* [Brief]
Write every line of the material out exactly as shown.
[Start of Attachment]
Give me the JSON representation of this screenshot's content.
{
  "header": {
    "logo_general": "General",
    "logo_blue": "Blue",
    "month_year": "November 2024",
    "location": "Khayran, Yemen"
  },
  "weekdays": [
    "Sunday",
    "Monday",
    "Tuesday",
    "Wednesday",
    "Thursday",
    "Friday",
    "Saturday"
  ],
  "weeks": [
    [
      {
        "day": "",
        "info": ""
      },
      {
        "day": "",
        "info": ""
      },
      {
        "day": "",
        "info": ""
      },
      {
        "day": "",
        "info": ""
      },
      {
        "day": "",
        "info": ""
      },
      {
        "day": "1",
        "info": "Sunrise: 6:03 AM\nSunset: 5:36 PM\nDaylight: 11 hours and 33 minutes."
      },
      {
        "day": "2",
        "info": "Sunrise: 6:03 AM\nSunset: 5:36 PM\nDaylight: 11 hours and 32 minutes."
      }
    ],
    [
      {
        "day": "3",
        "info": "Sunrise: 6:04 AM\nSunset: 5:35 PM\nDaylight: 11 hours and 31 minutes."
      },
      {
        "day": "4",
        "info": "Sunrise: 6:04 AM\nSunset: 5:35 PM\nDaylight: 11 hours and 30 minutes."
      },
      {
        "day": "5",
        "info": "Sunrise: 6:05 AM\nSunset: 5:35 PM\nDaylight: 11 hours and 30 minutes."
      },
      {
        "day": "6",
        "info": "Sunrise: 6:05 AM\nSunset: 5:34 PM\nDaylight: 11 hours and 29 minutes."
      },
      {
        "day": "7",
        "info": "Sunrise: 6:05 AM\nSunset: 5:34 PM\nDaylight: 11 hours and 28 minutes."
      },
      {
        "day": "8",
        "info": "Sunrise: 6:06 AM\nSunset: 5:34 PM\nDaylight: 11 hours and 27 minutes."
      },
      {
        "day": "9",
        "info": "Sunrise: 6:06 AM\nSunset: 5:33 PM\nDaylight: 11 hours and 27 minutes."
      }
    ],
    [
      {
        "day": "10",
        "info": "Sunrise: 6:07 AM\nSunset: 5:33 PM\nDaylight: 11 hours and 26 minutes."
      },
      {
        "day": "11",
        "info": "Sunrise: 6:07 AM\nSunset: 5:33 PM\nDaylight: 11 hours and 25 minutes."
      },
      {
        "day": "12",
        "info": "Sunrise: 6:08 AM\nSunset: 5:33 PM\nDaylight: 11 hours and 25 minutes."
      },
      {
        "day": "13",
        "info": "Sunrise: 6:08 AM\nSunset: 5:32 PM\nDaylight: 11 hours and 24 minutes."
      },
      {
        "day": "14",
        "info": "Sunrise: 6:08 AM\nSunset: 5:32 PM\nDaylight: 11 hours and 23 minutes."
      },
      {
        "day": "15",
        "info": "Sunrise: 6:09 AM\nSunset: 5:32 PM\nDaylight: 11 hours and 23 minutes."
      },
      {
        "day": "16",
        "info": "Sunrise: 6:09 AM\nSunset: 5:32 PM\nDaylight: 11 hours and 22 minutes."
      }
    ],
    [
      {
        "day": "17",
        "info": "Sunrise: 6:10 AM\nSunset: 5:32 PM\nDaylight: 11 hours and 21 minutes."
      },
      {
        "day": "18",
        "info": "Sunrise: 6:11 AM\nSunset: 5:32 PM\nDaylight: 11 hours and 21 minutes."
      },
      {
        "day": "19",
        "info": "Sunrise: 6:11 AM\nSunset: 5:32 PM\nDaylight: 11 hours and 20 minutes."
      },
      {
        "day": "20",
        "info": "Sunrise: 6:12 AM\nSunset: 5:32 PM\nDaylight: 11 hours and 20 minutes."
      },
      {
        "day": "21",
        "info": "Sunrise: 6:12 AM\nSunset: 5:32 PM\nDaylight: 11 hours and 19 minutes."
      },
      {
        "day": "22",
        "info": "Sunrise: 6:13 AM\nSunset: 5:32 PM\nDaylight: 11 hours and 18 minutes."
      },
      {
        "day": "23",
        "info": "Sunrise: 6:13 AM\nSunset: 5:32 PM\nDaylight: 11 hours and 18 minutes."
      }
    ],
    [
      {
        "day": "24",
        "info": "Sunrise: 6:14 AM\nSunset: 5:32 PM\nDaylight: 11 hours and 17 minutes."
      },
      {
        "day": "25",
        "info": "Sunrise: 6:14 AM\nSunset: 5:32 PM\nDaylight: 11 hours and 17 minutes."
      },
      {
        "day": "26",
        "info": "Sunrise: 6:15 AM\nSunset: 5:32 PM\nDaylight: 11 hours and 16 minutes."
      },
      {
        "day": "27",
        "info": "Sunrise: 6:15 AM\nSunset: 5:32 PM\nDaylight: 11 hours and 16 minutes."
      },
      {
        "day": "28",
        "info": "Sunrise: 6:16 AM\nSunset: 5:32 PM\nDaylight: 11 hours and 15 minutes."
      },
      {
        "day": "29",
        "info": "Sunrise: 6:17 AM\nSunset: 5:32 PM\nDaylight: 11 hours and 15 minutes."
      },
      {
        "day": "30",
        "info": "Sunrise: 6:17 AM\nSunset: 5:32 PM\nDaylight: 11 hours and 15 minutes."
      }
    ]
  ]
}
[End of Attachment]
* [Answer area]
Give me the JSON representation of this screenshot's content.
{
  "header": {
    "logo_general": "General",
    "logo_blue": "Blue",
    "month_year": "November 2024",
    "location": "Khayran, Yemen"
  },
  "weekdays": [
    "Sunday",
    "Monday",
    "Tuesday",
    "Wednesday",
    "Thursday",
    "Friday",
    "Saturday"
  ],
  "weeks": [
    [
      {
        "day": "",
        "info": ""
      },
      {
        "day": "",
        "info": ""
      },
      {
        "day": "",
        "info": ""
      },
      {
        "day": "",
        "info": ""
      },
      {
        "day": "",
        "info": ""
      },
      {
        "day": "1",
        "info": "Sunrise: 6:03 AM\nSunset: 5:36 PM\nDaylight: 11 hours and 33 minutes."
      },
      {
        "day": "2",
        "info": "Sunrise: 6:03 AM\nSunset: 5:36 PM\nDaylight: 11 hours and 32 minutes."
      }
    ],
    [
      {
        "day": "3",
        "info": "Sunrise: 6:04 AM\nSunset: 5:35 PM\nDaylight: 11 hours and 31 minutes."
      },
      {
        "day": "4",
        "info": "Sunrise: 6:04 AM\nSunset: 5:35 PM\nDaylight: 11 hours and 30 minutes."
      },
      {
        "day": "5",
        "info": "Sunrise: 6:05 AM\nSunset: 5:35 PM\nDaylight: 11 hours and 30 minutes."
      },
      {
        "day": "6",
        "info": "Sunrise: 6:05 AM\nSunset: 5:34 PM\nDaylight: 11 hours and 29 minutes."
      },
      {
        "day": "7",
        "info": "Sunrise: 6:05 AM\nSunset: 5:34 PM\nDaylight: 11 hours and 28 minutes."
      },
      {
        "day": "8",
        "info": "Sunrise: 6:06 AM\nSunset: 5:34 PM\nDaylight: 11 hours and 27 minutes."
      },
      {
        "day": "9",
        "info": "Sunrise: 6:06 AM\nSunset: 5:33 PM\nDaylight: 11 hours and 27 minutes."
      }
    ],
    [
      {
        "day": "10",
        "info": "Sunrise: 6:07 AM\nSunset: 5:33 PM\nDaylight: 11 hours and 26 minutes."
      },
      {
        "day": "11",
        "info": "Sunrise: 6:07 AM\nSunset: 5:33 PM\nDaylight: 11 hours and 25 minutes."
      },
      {
        "day": "12",
        "info": "Sunrise: 6:08 AM\nSunset: 5:33 PM\nDaylight: 11 hours and 25 minutes."
      },
      {
        "day": "13",
        "info": "Sunrise: 6:08 AM\nSunset: 5:32 PM\nDaylight: 11 hours and 24 minutes."
      },
      {
        "day": "14",
        "info": "Sunrise: 6:08 AM\nSunset: 5:32 PM\nDaylight: 11 hours and 23 minutes."
      },
      {
        "day": "15",
        "info": "Sunrise: 6:09 AM\nSunset: 5:32 PM\nDaylight: 11 hours and 23 minutes."
      },
      {
        "day": "16",
        "info": "Sunrise: 6:09 AM\nSunset: 5:32 PM\nDaylight: 11 hours and 22 minutes."
      }
    ],
    [
      {
        "day": "17",
        "info": "Sunrise: 6:10 AM\nSunset: 5:32 PM\nDaylight: 11 hours and 21 minutes."
      },
      {
        "day": "18",
        "info": "Sunrise: 6:11 AM\nSunset: 5:32 PM\nDaylight: 11 hours and 21 minutes."
      },
      {
        "day": "19",
        "info": "Sunrise: 6:11 AM\nSunset: 5:32 PM\nDaylight: 11 hours and 20 minutes."
      },
      {
        "day": "20",
        "info": "Sunrise: 6:12 AM\nSunset: 5:32 PM\nDaylight: 11 hours and 20 minutes."
      },
      {
        "day": "21",
        "info": "Sunrise: 6:12 AM\nSunset: 5:32 PM\nDaylight: 11 hours and 19 minutes."
      },
      {
        "day": "22",
        "info": "Sunrise: 6:13 AM\nSunset: 5:32 PM\nDaylight: 11 hours and 18 minutes."
      },
      {
        "day": "23",
        "info": "Sunrise: 6:13 AM\nSunset: 5:32 PM\nDaylight: 11 hours and 18 minutes."
      }
    ],
    [
      {
        "day": "24",
        "info": "Sunrise: 6:14 AM\nSunset: 5:32 PM\nDaylight: 11 hours and 17 minutes."
      },
      {
        "day": "25",
        "info": "Sunrise: 6:14 AM\nSunset: 5:32 PM\nDaylight: 11 hours and 17 minutes."
      },
      {
        "day": "26",
        "info": "Sunrise: 6:15 AM\nSunset: 5:32 PM\nDaylight: 11 hours and 16 minutes."
      },
      {
        "day": "27",
        "info": "Sunrise: 6:15 AM\nSunset: 5:32 PM\nDaylight: 11 hours and 16 minutes."
      },
      {
        "day": "28",
        "info": "Sunrise: 6:16 AM\nSunset: 5:32 PM\nDaylight: 11 hours and 15 minutes."
      },
      {
        "day": "29",
        "info": "Sunrise: 6:17 AM\nSunset: 5:32 PM\nDaylight: 11 hours and 15 minutes."
      },
      {
        "day": "30",
        "info": "Sunrise: 6:17 AM\nSunset: 5:32 PM\nDaylight: 11 hours and 15 minutes."
      }
    ]
  ]
}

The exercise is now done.